Bitcoin and other cryptocurrencies’ surging prices have apparently caught the eyes of more than just excited investors. According to cyber researchers, a cybercrime gang that is possibly working from within the North Korean government is showing interest as well.

Trying to steal the online credentials of bitcoin industry insiders, this Lazarus cybercrime gang is under investigation by researchers at U.S. cyber security firm, Secureworks’s Counter Threat Unit (CTU).

The company, along with other security firms believes that North Korea is probably behind the Lazarus group, which they link to an $81 million cyber heist last year that occurred at the Bangladesh central bank, along with a 2014 attack on Sony’s Hollywood studio, where a lot of info was compromised.

“Given the current rise in bitcoin prices, CTU suspects that North Korea’s interest in cryptocurrency remains high and is likely continuing its activities surrounding the cryptocurrency,” explained Secureworks in a statement given to Reuters.

Last month, Secureworks spent time monitoring a targeted email campaign that was aimed at tricking victims into clicking on a compromised link advertising a job opening for a chief financial officer position for a London cryptocurrency company.

The unfortunate people that clicked on the link became infected with malicious code from an attached document within the email that installed software which took remote control of the victim’s device, allowing hackers to download further malware or steal data.

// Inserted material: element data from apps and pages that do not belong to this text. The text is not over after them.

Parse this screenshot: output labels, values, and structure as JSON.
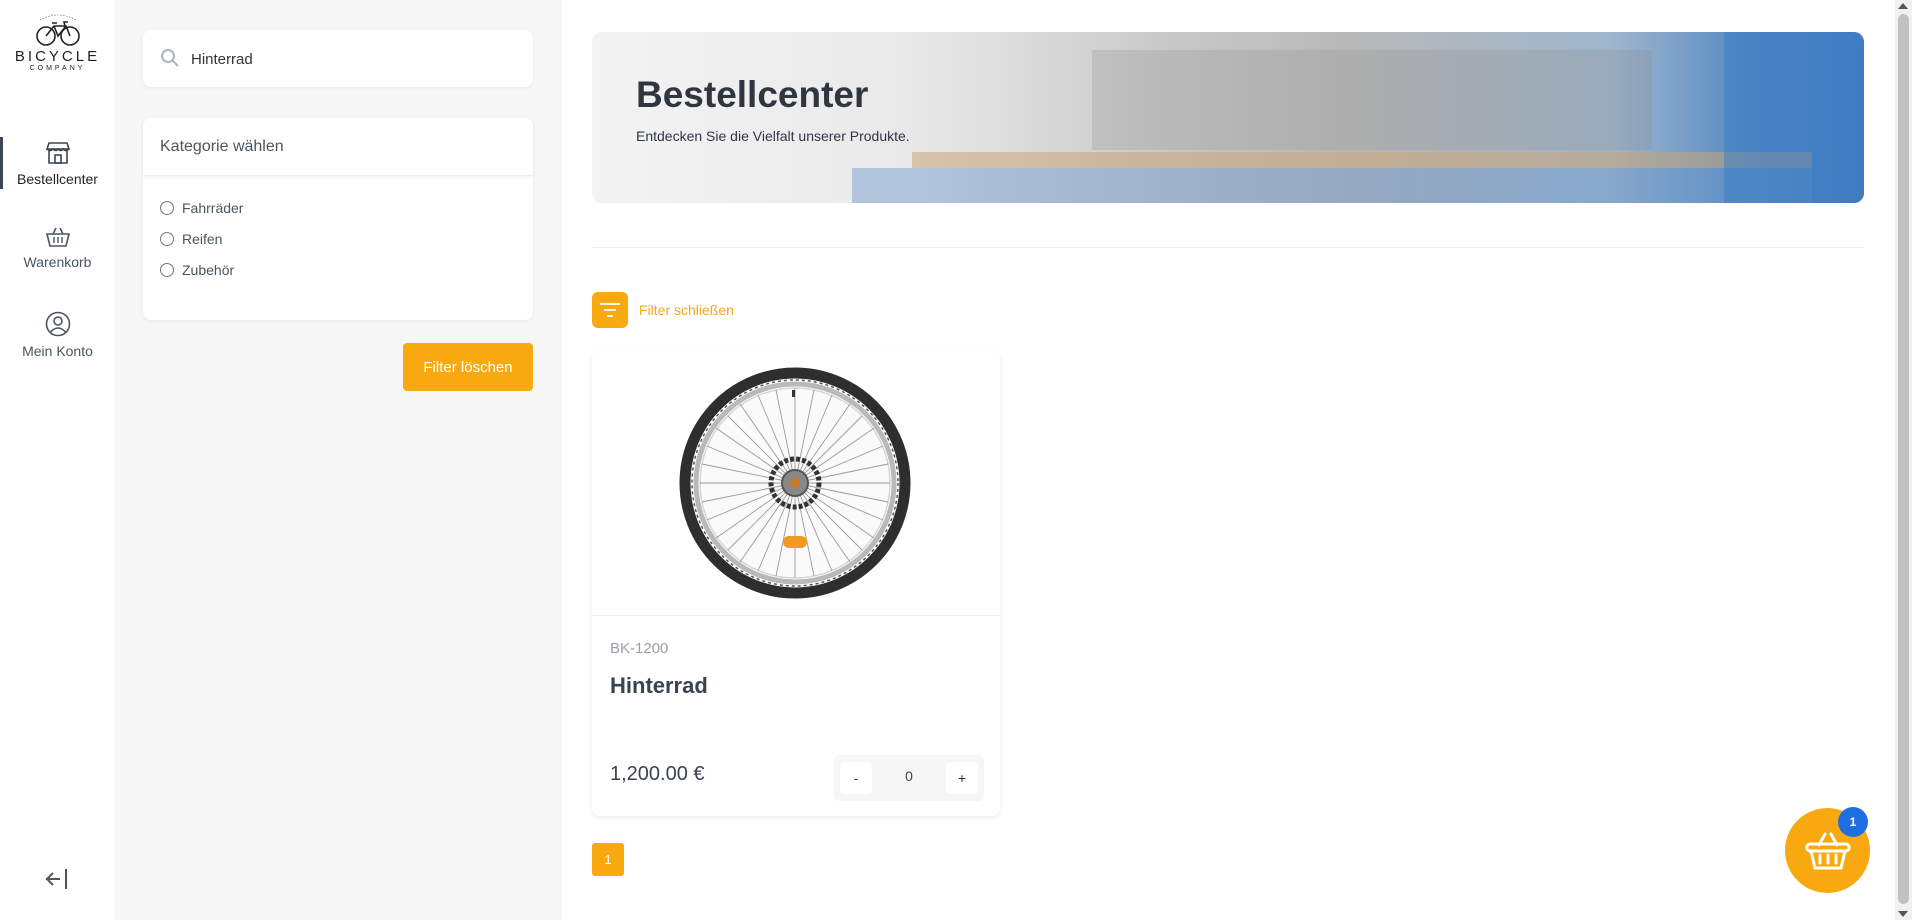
{
  "brand": {
    "name": "BICYCLE",
    "sub": "COMPANY"
  },
  "nav": {
    "items": [
      {
        "label": "Bestellcenter",
        "icon": "store-icon",
        "active": true
      },
      {
        "label": "Warenkorb",
        "icon": "basket-icon",
        "active": false
      },
      {
        "label": "Mein Konto",
        "icon": "user-circle-icon",
        "active": false
      }
    ],
    "logout_icon": "logout-icon"
  },
  "filters": {
    "search_value": "Hinterrad",
    "category_heading": "Kategorie wählen",
    "categories": [
      "Fahrräder",
      "Reifen",
      "Zubehör"
    ],
    "clear_label": "Filter löschen"
  },
  "hero": {
    "title": "Bestellcenter",
    "subtitle": "Entdecken Sie die Vielfalt unserer Produkte."
  },
  "filter_toggle_label": "Filter schließen",
  "products": [
    {
      "sku": "BK-1200",
      "name": "Hinterrad",
      "price": "1,200.00 €",
      "quantity": "0",
      "minus": "-",
      "plus": "+"
    }
  ],
  "pagination": {
    "current": "1"
  },
  "cart": {
    "count": "1"
  },
  "colors": {
    "accent": "#f8a90f",
    "badge": "#1f6fe0",
    "text": "#3a4350"
  }
}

This particular malware shares technical links with previous campaigns led by the sly cybercrime group Lazarus, which Secureworks has named, “Nickel Academy”.

Therefore, with the recent intrusions into several bitcoin exchanges in South Korea, suspension leans heavily toward North Korea again.

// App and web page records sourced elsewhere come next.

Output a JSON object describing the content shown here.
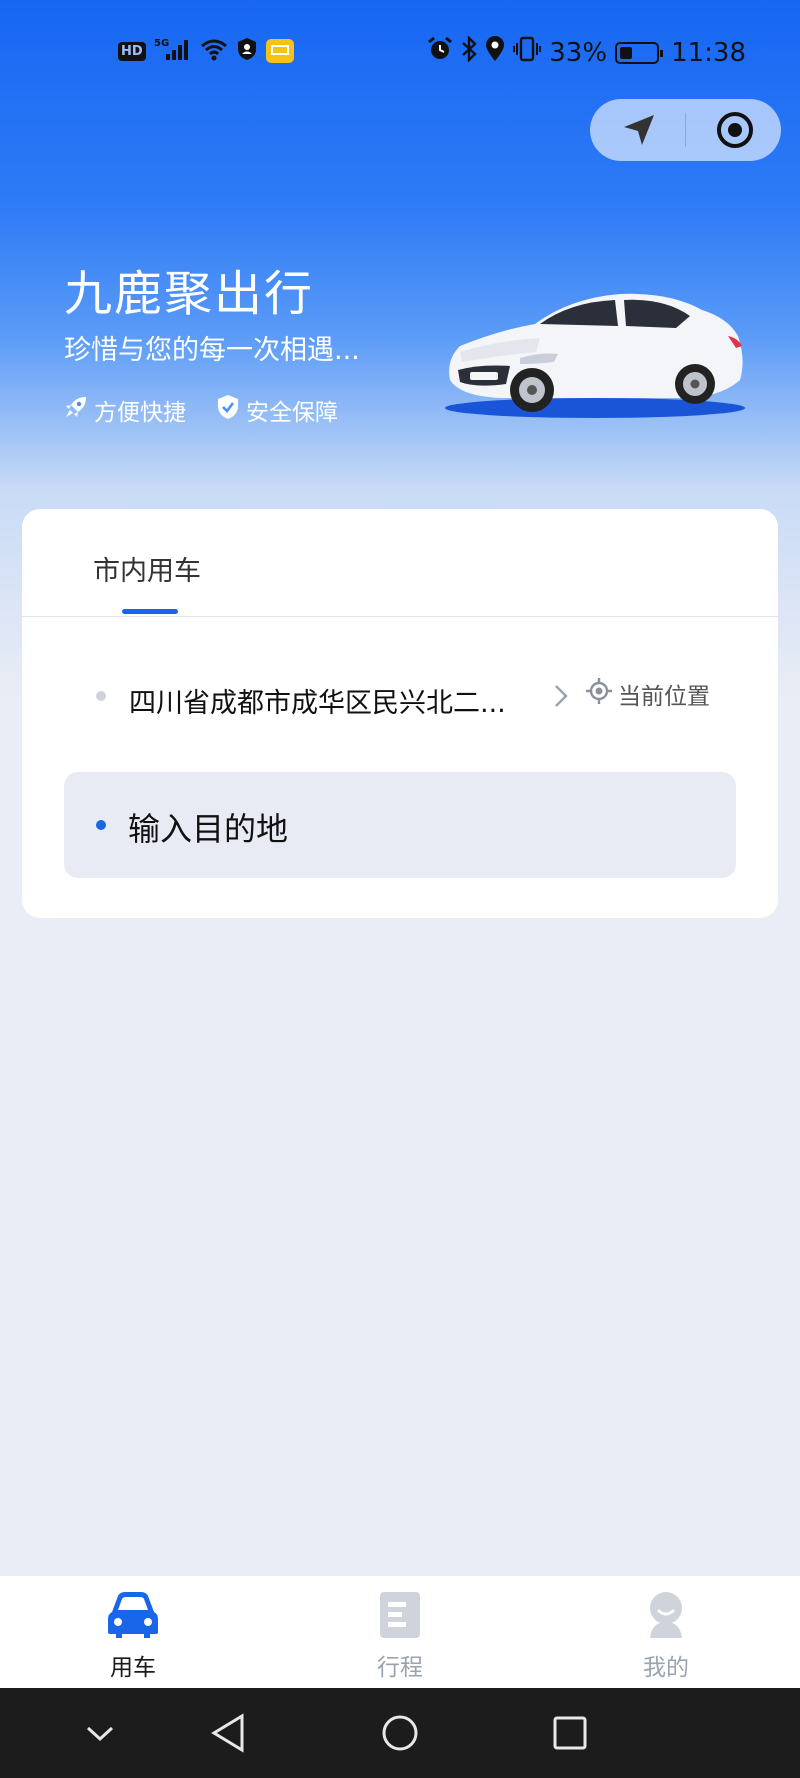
{
  "status_bar": {
    "left_icons": [
      "hd-icon",
      "5g-signal-icon",
      "wifi-icon",
      "vpn-icon",
      "mail-icon"
    ],
    "network_label": "HD",
    "network_gen": "5G",
    "battery_percent": "33%",
    "time": "11:38",
    "right_icons": [
      "alarm-icon",
      "bluetooth-icon",
      "location-icon",
      "vibrate-icon",
      "battery-icon"
    ]
  },
  "capsule": {
    "icons": [
      "navigation-arrow-icon",
      "target-icon"
    ]
  },
  "hero": {
    "title": "九鹿聚出行",
    "subtitle": "珍惜与您的每一次相遇...",
    "tags": [
      {
        "icon": "rocket-icon",
        "label": "方便快捷"
      },
      {
        "icon": "shield-check-icon",
        "label": "安全保障"
      }
    ]
  },
  "card": {
    "tab_label": "市内用车",
    "from_address": "四川省成都市成华区民兴北二...",
    "current_location_label": "当前位置",
    "destination_placeholder": "输入目的地"
  },
  "bottom_nav": {
    "items": [
      {
        "label": "用车",
        "icon": "car-icon",
        "active": true
      },
      {
        "label": "行程",
        "icon": "document-icon",
        "active": false
      },
      {
        "label": "我的",
        "icon": "profile-icon",
        "active": false
      }
    ]
  },
  "colors": {
    "accent": "#1a66e8",
    "header_gradient_top": "#1766f2",
    "page_bg": "#eaedf5",
    "inactive_nav": "#9aa3b2"
  }
}
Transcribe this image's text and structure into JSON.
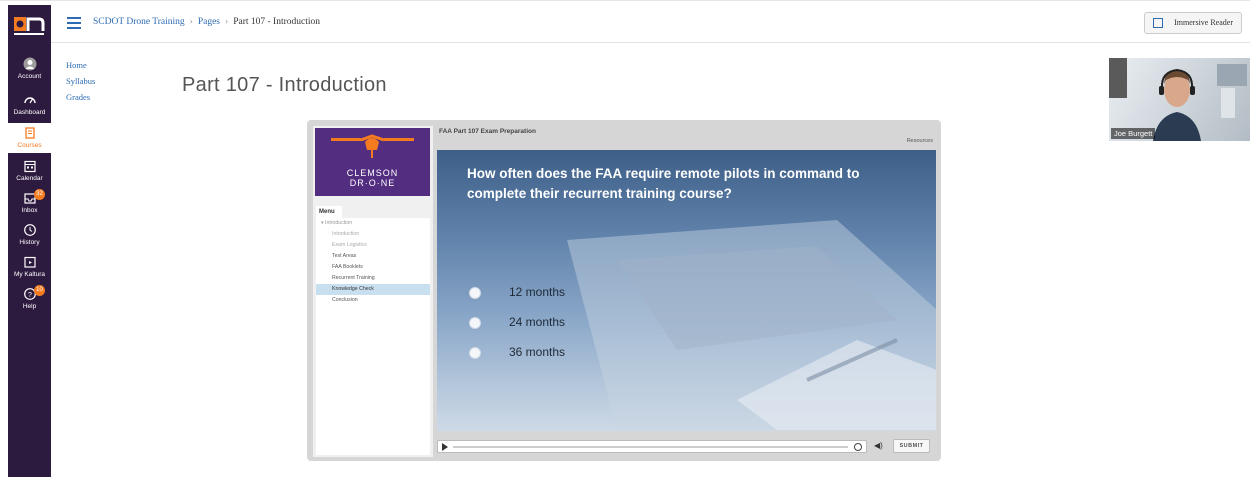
{
  "global_nav": {
    "logo": "on",
    "items": [
      {
        "label": "Account",
        "icon": "account-icon"
      },
      {
        "label": "Dashboard",
        "icon": "dashboard-icon"
      },
      {
        "label": "Courses",
        "icon": "courses-icon",
        "active": true
      },
      {
        "label": "Calendar",
        "icon": "calendar-icon"
      },
      {
        "label": "Inbox",
        "icon": "inbox-icon",
        "badge": "32"
      },
      {
        "label": "History",
        "icon": "history-icon"
      },
      {
        "label": "My Kaltura",
        "icon": "kaltura-icon"
      },
      {
        "label": "Help",
        "icon": "help-icon",
        "badge": "10"
      }
    ],
    "accent": "#f47b20",
    "bg": "#2d1a3f"
  },
  "header": {
    "breadcrumbs": [
      "SCDOT Drone Training",
      "Pages",
      "Part 107 - Introduction"
    ],
    "immersive_reader": "Immersive Reader"
  },
  "course_nav": [
    "Home",
    "Syllabus",
    "Grades"
  ],
  "page_title": "Part 107 - Introduction",
  "webcam": {
    "name": "Joe Burgett"
  },
  "player": {
    "logo_line1": "CLEMSON",
    "logo_line2": "DR·O·NE",
    "title": "FAA Part 107 Exam Preparation",
    "resources": "Resources",
    "menu_tab": "Menu",
    "menu": [
      {
        "label": "Introduction",
        "level": "top"
      },
      {
        "label": "Introduction",
        "state": "dim"
      },
      {
        "label": "Exam Logistics",
        "state": "dim"
      },
      {
        "label": "Test Areas",
        "state": "normal"
      },
      {
        "label": "FAA Booklets",
        "state": "normal"
      },
      {
        "label": "Recurrent Training",
        "state": "normal"
      },
      {
        "label": "Knowledge Check",
        "state": "selected"
      },
      {
        "label": "Conclusion",
        "state": "normal"
      }
    ],
    "question": "How often does the FAA require remote pilots in command to complete their recurrent training course?",
    "options": [
      "12 months",
      "24 months",
      "36 months"
    ],
    "submit": "SUBMIT"
  }
}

Evidence of North Korea’s interest in bitcoin has been discovered by Secureworks that dates all the way back to 2013. A spokeswoman for Secureworks shared that the company plans to release its preliminary findings soon, and then a more complete report will be published later, once they have all the details.